Citing PatentFiling datePublication dateApplicantTitle
US7992785 *Aug 9, 2011Ncr CorporationMirrored spinner with paired offset facets
US20070295816 *Jun 26, 2006Dec 27, 2007Detwiler Paul OMirrored spinner with paired offset facets
Classifications
U.S. Classification359/216.1, 359/904, 359/207.7, 359/219.1
International ClassificationG02B26/08, G02B27/64, G02B5/09
Cooperative ClassificationY10S359/904, G02B5/09, G02B27/646
European ClassificationG02B27/64V, G02B5/09
Legal Events
DateCodeEventDescription
Dec 12, 2006ASAssignment
Owner name: ELINNOVA HB, SWEDEN
Free format text: ASSIGNMENT OF ASSIGNORS INTEREST;ASSIGNOR:GULDEVALL, ULF;REEL/FRAME:018625/0471
Effective date: 20061128
Jul 11, 2011REMIMaintenance fee reminder mailed
Dec 4, 2011LAPSLapse for failure to pay maintenance fees
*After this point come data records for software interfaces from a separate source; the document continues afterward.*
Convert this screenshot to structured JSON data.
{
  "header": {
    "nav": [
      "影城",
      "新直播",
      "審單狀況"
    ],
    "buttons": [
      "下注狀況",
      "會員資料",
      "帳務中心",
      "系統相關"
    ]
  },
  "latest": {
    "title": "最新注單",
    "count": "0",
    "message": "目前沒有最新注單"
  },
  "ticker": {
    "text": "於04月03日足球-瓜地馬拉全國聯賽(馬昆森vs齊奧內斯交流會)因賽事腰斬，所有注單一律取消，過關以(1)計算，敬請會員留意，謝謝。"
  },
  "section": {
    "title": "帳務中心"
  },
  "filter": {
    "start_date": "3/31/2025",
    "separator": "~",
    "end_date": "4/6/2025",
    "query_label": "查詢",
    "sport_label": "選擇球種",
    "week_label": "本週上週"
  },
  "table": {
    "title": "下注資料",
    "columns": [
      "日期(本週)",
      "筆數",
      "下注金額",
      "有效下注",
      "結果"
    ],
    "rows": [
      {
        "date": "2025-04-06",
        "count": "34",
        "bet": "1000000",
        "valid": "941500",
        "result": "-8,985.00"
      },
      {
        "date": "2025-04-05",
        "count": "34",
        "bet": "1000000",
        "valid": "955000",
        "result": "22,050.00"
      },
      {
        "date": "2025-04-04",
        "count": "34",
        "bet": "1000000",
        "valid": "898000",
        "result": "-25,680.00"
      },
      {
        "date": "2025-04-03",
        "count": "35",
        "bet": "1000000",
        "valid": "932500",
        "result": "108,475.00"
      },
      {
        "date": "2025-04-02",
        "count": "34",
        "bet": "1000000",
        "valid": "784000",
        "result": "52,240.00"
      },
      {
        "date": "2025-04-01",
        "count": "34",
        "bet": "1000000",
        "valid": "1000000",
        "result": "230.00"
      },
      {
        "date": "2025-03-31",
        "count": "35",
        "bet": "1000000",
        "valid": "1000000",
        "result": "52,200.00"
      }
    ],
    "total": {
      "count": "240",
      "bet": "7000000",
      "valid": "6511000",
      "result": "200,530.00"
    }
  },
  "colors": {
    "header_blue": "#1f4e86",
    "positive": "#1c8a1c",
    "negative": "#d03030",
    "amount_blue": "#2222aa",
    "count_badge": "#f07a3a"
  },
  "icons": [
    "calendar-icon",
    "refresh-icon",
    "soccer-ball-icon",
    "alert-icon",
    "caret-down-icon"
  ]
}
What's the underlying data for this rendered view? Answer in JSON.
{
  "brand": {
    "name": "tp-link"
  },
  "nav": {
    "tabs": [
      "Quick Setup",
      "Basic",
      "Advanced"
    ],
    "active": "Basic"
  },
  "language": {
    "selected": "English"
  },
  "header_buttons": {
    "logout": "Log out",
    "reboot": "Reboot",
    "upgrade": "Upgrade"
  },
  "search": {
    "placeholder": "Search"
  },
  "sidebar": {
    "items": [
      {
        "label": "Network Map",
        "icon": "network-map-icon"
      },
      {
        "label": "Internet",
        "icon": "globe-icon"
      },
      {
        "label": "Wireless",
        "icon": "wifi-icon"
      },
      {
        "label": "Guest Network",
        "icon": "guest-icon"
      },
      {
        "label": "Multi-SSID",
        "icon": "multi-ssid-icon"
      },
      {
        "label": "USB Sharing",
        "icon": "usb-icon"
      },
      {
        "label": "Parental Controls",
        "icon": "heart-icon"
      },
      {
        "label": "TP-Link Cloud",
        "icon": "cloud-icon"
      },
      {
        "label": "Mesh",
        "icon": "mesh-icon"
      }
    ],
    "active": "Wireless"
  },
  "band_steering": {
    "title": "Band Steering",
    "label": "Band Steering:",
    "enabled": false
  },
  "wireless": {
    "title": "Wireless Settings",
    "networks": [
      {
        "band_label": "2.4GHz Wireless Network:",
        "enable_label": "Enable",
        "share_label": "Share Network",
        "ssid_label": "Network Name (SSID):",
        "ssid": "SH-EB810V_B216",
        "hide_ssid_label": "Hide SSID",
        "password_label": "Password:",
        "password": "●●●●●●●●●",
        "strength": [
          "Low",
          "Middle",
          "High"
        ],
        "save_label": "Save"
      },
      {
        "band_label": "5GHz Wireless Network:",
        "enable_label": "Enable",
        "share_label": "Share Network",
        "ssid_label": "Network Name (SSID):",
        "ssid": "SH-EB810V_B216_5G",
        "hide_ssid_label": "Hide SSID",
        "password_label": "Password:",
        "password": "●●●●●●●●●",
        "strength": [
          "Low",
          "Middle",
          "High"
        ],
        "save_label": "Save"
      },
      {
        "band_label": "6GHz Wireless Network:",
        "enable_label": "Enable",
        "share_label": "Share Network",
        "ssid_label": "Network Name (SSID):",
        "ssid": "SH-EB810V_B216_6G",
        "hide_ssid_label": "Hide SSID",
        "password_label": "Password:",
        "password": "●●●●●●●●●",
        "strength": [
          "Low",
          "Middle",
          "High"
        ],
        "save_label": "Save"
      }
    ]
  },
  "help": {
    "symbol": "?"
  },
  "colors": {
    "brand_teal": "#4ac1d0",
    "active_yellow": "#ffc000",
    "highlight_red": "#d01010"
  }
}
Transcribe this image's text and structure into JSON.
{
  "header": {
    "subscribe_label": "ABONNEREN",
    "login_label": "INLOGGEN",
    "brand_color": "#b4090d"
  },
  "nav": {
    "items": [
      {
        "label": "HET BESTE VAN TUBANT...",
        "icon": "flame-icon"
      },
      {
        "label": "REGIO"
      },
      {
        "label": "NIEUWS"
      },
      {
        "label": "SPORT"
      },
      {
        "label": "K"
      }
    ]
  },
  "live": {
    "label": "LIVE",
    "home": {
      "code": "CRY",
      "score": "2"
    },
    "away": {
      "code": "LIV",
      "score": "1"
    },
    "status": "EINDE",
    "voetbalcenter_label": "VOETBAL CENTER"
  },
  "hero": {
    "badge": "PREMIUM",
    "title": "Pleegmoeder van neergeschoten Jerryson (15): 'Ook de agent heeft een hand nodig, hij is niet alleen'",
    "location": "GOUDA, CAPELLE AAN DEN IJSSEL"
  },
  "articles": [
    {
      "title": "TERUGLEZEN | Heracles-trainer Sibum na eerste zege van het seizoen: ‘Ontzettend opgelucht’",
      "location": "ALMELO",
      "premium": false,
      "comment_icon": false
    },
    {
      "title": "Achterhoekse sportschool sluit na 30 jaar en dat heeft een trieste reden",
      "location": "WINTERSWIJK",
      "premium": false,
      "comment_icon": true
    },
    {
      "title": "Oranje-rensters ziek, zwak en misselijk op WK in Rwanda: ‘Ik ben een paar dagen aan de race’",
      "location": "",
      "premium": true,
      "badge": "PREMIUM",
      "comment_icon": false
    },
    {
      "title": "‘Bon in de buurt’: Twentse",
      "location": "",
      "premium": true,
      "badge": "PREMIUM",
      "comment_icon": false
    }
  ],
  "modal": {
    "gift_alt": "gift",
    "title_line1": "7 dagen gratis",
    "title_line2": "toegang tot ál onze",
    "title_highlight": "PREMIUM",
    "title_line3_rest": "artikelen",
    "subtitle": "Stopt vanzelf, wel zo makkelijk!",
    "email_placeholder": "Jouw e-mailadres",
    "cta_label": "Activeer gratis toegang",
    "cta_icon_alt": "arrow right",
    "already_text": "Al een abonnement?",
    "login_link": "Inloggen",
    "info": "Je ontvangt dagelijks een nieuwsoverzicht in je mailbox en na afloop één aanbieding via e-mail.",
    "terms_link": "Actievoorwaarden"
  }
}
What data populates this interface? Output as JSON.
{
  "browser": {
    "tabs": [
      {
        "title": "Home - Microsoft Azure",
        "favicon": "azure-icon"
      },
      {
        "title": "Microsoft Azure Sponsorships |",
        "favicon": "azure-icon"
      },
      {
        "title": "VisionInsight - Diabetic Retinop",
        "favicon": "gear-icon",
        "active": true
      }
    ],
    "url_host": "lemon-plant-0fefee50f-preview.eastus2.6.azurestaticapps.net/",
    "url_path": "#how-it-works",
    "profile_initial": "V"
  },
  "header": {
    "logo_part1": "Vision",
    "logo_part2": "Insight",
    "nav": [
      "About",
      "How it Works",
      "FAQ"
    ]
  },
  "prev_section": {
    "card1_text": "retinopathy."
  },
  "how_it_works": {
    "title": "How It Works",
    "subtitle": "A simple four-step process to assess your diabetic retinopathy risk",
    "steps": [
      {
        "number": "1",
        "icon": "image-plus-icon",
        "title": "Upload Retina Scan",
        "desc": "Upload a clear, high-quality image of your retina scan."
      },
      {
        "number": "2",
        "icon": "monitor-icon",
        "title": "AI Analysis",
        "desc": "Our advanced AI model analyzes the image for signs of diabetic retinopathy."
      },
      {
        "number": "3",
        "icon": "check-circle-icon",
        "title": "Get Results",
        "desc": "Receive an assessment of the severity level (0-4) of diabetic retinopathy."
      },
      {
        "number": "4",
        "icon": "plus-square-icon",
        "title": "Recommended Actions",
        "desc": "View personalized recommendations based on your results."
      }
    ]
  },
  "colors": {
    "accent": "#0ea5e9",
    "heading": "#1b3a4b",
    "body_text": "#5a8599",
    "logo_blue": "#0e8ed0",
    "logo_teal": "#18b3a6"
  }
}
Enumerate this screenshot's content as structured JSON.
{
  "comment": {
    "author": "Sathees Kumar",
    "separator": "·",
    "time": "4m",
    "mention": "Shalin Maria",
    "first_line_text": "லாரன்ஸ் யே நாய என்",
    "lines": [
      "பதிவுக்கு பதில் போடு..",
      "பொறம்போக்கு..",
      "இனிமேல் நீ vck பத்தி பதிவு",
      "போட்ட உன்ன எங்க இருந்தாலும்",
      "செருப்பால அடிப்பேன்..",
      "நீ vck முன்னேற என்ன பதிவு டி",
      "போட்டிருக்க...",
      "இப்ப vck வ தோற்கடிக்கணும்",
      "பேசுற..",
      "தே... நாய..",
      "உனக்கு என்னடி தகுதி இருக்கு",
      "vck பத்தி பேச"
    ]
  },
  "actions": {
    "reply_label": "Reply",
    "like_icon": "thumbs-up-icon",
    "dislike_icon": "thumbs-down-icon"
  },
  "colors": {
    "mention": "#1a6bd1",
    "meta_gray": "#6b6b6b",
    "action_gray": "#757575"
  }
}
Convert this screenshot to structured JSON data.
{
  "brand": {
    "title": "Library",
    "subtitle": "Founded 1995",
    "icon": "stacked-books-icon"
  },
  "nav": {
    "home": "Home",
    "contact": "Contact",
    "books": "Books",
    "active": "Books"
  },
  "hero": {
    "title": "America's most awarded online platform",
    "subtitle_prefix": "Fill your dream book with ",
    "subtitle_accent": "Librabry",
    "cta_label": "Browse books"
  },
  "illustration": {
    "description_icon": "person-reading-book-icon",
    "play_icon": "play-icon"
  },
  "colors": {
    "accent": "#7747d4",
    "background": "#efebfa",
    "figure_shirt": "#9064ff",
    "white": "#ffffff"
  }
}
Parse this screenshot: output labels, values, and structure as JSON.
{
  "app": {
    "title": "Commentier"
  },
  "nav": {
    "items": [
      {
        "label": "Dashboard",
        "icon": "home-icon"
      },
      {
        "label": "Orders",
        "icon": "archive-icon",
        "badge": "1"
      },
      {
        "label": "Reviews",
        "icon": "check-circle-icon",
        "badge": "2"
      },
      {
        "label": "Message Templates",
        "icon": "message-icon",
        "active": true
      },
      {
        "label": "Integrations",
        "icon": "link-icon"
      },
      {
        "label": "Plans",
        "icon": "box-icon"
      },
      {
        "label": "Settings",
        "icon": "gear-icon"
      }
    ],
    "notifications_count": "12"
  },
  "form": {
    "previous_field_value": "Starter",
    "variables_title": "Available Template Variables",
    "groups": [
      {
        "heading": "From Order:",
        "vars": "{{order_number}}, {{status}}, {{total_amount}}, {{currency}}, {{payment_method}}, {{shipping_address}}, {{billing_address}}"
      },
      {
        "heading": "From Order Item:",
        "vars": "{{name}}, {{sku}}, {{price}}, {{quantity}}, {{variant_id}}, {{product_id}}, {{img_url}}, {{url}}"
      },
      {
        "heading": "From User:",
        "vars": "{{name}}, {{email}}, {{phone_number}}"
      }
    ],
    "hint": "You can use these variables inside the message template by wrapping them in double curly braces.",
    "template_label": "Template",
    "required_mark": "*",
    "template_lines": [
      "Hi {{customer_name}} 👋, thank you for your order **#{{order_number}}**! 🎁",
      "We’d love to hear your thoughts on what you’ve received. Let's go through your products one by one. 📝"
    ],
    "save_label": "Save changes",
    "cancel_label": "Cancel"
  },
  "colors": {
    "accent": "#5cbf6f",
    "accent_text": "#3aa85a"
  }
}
Jan 24, 2012FPExpired due to failure to pay maintenance fee
Effective date: 20111204